By Danny Wicentowski
By Lindsay Toler
By RFT Staff
By Lindsay Toler
By Allison Babka
By Lindsay Toler
By Lindsay Toler
By Ray Downs
Randy Furrer, owner of Twenty North and guitarist for Jake's Leg, didn't want to sell his bar and move his band, but once Biondi got an alderman to his liking, the skids were greased. Previously, Velma Bailey was the 19th Ward alderwoman, but when she and Biondi had a falling-out, SLU and its influence went to Mike McMillan, who was elected in 1997. Biondi had already acquired the property at the northeast corner of Vandeventer and Laclede.
One of Twenty North's neighbors, Bruton Stroube Studios Inc., 38 N. Vandeventer Ave., is owned in part by local attorney Gary Carr. "We have been in discussion with the university for nearly two years," says Carr. "They are looking to buy our building." Carr's building might be used as is, if bought by SLU, but Biondi needs the land under Furrer's bar to fulfill the plan for an L-shaped art museum, rumored to cost up to $15 million and to have more square footage than the Guggenheim Museum in New York City. Whatever comes of the plan, Furrer didn't want to move.
"We never got together until the mayor signed that bill to blight my property," says Furrer. "They waited until they had the upper hand. I'm still confused about the whole process -- how one business can take over another business just because they want to expand onto their property. I still think (Ald.) Michael McMillan didn't represent me as a business owner as much as he represented SLU. I think all that crap was just that, crap. As far as SLU goes, they did what they had to do, I guess." McMillan has previously said that he supports SLU's plans simply because he thinks it represented a major improvement for the area.

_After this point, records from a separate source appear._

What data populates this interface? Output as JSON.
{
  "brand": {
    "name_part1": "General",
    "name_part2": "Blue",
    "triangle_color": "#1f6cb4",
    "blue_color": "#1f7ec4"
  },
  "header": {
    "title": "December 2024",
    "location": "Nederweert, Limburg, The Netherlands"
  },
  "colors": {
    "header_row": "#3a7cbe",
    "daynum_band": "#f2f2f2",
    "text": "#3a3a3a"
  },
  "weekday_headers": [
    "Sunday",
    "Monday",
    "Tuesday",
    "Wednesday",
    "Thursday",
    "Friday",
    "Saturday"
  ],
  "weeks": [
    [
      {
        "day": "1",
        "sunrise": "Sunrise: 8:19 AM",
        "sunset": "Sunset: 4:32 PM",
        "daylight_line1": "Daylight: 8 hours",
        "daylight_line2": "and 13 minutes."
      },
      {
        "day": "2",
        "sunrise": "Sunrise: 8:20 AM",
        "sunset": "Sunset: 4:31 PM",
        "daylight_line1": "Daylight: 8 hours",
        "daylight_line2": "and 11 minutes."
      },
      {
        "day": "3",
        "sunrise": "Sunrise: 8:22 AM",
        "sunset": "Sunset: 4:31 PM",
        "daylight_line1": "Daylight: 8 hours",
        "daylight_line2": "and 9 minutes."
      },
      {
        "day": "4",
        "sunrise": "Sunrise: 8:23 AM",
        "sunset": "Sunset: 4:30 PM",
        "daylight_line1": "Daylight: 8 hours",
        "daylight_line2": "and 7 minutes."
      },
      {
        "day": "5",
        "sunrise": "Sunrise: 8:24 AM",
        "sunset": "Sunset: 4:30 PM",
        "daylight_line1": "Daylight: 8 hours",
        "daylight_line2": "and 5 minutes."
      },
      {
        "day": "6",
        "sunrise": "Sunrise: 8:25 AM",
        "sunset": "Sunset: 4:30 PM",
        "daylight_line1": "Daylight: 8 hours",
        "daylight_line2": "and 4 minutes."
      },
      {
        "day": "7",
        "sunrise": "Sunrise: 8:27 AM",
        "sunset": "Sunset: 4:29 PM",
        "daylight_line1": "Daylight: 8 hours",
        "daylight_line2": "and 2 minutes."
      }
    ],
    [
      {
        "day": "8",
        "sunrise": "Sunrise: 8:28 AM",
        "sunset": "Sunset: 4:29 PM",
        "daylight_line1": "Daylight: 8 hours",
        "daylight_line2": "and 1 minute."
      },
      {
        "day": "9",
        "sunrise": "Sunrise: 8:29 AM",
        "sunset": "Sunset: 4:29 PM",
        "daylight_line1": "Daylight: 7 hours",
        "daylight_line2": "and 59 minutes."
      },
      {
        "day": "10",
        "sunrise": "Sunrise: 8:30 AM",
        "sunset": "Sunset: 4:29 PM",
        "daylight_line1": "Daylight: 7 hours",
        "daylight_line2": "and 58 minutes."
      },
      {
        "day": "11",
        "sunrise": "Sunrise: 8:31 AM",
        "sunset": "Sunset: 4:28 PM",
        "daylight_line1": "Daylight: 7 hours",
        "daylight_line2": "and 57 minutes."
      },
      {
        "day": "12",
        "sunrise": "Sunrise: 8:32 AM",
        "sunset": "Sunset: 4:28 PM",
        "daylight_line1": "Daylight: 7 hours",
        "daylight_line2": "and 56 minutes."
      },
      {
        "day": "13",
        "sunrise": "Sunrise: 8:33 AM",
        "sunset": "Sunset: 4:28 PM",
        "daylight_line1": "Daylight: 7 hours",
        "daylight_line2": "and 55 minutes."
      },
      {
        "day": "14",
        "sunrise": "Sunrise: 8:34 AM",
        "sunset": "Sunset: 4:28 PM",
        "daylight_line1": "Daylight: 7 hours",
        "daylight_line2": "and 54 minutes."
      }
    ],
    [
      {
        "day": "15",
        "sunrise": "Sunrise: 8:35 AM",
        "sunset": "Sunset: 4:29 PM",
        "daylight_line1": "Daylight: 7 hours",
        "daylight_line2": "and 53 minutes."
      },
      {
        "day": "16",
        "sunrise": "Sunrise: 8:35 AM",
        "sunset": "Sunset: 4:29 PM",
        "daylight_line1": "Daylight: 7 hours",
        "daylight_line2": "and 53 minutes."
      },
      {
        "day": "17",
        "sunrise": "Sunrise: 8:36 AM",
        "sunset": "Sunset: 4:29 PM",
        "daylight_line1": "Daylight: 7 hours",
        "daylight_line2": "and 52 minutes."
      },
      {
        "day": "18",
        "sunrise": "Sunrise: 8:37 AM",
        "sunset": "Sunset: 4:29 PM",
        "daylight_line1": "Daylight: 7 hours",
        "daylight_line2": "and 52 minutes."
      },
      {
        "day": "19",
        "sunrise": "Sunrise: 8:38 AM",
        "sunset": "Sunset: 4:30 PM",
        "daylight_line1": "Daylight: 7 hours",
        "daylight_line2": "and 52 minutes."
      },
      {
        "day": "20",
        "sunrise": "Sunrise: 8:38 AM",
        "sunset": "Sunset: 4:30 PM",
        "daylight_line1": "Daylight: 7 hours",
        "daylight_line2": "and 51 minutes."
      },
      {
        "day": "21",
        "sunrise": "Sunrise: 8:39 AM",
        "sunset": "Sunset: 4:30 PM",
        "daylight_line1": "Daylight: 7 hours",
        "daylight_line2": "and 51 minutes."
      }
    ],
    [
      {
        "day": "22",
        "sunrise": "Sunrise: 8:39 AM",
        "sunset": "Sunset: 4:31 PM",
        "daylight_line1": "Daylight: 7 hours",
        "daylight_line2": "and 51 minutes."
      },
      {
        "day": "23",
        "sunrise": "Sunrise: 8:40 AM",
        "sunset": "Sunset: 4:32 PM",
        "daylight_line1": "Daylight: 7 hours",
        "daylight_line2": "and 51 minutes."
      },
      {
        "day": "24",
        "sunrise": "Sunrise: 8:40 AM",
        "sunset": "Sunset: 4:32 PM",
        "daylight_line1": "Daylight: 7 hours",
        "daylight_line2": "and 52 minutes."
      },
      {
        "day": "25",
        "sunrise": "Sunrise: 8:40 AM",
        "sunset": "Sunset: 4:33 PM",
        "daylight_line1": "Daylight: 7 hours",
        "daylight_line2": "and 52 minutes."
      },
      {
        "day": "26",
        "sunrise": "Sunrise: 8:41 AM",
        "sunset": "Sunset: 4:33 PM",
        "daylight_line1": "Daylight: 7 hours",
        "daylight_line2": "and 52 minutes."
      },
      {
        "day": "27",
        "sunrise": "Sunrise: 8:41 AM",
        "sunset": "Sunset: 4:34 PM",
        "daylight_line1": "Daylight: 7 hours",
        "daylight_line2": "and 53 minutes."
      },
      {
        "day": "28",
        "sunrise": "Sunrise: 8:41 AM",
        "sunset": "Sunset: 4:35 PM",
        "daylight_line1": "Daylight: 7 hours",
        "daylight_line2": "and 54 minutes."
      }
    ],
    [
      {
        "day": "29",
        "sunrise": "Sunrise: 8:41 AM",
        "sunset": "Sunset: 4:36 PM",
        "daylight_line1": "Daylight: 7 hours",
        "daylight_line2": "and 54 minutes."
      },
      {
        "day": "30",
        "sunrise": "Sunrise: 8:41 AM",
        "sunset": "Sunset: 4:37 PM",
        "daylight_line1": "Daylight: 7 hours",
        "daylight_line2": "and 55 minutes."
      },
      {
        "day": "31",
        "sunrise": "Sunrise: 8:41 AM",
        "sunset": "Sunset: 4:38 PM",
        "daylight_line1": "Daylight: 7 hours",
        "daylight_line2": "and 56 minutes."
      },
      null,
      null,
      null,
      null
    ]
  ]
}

After some haggling, Furrer accepted Biondi's final offer instead of dragging the condemnation case out in court. Furrer plans to use the money to open a different bar, near Barnes Hospital. He thinks he did the least painful thing, considering the circumstances, but wishes he didn't have to sell out and start over.
"When you have that power, and an agenda to go with it, you do what has to be done," says Furrer of Biondi. "Is a Catholic priest supposed to do that? I don't know."
The casualty rate in DuBourg Hall, where much of the SLU administration works, is high. One estimate is that up to 30 vice presidents have come and gone during Biondi's 12-year regime. Richard Breslin, demoted from his job as provost, has a lawsuit pending against the university. George Otte, who ran SLU's program at the University of Orleans in France, sued the university in a French court after he was fired. The French court found in Otte's favor, and a $50,000 judgment was issued against SLU. The verdict and the ensuing ill-will were part of the reason SLU closed the program in France.
Sandy Wallick, who worked at the university for 19 years, was director of public relations at the medical center when she was discharged. She says SLU is a rough place to work.
"The politics at St. Louis U. -- and I've heard this from so many people -- are probably the ugliest in town," says Wallick. "You don't run a Catholic university on politics; I think you run a Catholic university on values. I've seen Biondi smirk when people are getting ready to lose their jobs the next day. I've been in meetings planning on how we're going to do the exit and how we're going to make life a little less bad for these people who are leaving. I've actually seen the smirk on his face. I can remember him saying, 'You have to remember, these people are probably going to be ready to wet their pants tomorrow.' What a stupid thing to say about people who are going to lose their jobs."
Wallick says that Biondi has done some good for the university externally, and that she even basically likes him, but she also sees "these ugly components of his personality." One of those attributes is ego.
One former student who dealt with him describes him as "incredibly Roman," almost a "Nero figure. He's an egomaniac."
One aspect of his ego is that he doesn't want former presidents, particularly the Rev. Paul Reinert, S.J., to get much of the spotlight. When Reinert finished his retrospective book about St. Louis University last year, The Riverfront Times requested an interview with Reinert to discuss SLU's future. Word came back that if any interview dealt with the future of St. Louis University, Biondi would have to be involved. Clearly Reinert was part of the past.
"At the very beginning Biondi had this thing in his mind that he was going to run the university and he was not going to depend on other experts in the university, particularly those who had looked to other masters before him," says one former staff worker.
At least one faculty member believes that Biondi is not at ease with many people and that he has turned out to be a bit of a loner.
"We don't know who his friends are," says the faculty member. "I don't know. We knew who Reinert's friends were. They may have been all from Civic Progress and rich Catholics in St. Louis, but Reinert had loads of friends. People he saw all the time, who'd call him up, he'd answer; he'd try to do something to get their kids into school if necessary. I don't know. Who knows Larry that well? Kim Tucci?"